◆ Exercise details:
Print the entries below in their entirety, exactly as they are written.

◆ Supplied material:
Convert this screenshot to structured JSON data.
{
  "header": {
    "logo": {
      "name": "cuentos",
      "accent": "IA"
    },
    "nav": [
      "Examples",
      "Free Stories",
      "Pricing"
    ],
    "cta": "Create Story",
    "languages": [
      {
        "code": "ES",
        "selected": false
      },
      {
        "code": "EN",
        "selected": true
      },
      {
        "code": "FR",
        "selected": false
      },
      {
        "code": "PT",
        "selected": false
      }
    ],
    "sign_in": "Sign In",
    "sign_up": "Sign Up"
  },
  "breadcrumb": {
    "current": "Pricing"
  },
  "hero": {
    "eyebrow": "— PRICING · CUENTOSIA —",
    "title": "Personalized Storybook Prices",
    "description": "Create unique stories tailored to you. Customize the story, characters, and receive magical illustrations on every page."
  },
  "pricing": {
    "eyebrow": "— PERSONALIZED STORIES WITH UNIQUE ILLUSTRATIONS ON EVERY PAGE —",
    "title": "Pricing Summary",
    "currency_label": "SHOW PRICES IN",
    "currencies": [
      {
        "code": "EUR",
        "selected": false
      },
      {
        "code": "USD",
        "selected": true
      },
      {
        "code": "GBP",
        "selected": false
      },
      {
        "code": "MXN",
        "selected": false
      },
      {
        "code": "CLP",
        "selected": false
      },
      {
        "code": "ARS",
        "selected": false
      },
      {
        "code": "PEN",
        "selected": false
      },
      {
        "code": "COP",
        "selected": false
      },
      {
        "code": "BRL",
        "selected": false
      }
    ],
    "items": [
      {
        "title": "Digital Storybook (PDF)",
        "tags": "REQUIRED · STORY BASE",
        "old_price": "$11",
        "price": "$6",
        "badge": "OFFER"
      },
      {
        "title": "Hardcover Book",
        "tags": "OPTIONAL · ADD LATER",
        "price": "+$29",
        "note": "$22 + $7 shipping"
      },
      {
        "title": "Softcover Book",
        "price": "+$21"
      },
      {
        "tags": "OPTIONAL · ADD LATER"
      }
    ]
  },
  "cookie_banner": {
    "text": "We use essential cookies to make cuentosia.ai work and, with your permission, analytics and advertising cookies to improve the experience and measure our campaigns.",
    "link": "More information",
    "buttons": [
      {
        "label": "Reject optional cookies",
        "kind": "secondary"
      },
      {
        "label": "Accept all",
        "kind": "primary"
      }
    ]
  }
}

◆ Task response:
Convert this screenshot to structured JSON data.
{
  "header": {
    "logo": {
      "name": "cuentos",
      "accent": "IA"
    },
    "nav": [
      "Examples",
      "Free Stories",
      "Pricing"
    ],
    "cta": "Create Story",
    "languages": [
      {
        "code": "ES",
        "selected": false
      },
      {
        "code": "EN",
        "selected": true
      },
      {
        "code": "FR",
        "selected": false
      },
      {
        "code": "PT",
        "selected": false
      }
    ],
    "sign_in": "Sign In",
    "sign_up": "Sign Up"
  },
  "breadcrumb": {
    "current": "Pricing"
  },
  "hero": {
    "eyebrow": "— PRICING · CUENTOSIA —",
    "title": "Personalized Storybook Prices",
    "description": "Create unique stories tailored to you. Customize the story, characters, and receive magical illustrations on every page."
  },
  "pricing": {
    "eyebrow": "— PERSONALIZED STORIES WITH UNIQUE ILLUSTRATIONS ON EVERY PAGE —",
    "title": "Pricing Summary",
    "currency_label": "SHOW PRICES IN",
    "currencies": [
      {
        "code": "EUR",
        "selected": false
      },
      {
        "code": "USD",
        "selected": true
      },
      {
        "code": "GBP",
        "selected": false
      },
      {
        "code": "MXN",
        "selected": false
      },
      {
        "code": "CLP",
        "selected": false
      },
      {
        "code": "ARS",
        "selected": false
      },
      {
        "code": "PEN",
        "selected": false
      },
      {
        "code": "COP",
        "selected": false
      },
      {
        "code": "BRL",
        "selected": false
      }
    ],
    "items": [
      {
        "title": "Digital Storybook (PDF)",
        "tags": "REQUIRED · STORY BASE",
        "old_price": "$11",
        "price": "$6",
        "badge": "OFFER"
      },
      {
        "title": "Hardcover Book",
        "tags": "OPTIONAL · ADD LATER",
        "price": "+$29",
        "note": "$22 + $7 shipping"
      },
      {
        "title": "Softcover Book",
        "price": "+$21"
      },
      {
        "tags": "OPTIONAL · ADD LATER"
      }
    ]
  },
  "cookie_banner": {
    "text": "We use essential cookies to make cuentosia.ai work and, with your permission, analytics and advertising cookies to improve the experience and measure our campaigns.",
    "link": "More information",
    "buttons": [
      {
        "label": "Reject optional cookies",
        "kind": "secondary"
      },
      {
        "label": "Accept all",
        "kind": "primary"
      }
    ]
  }
}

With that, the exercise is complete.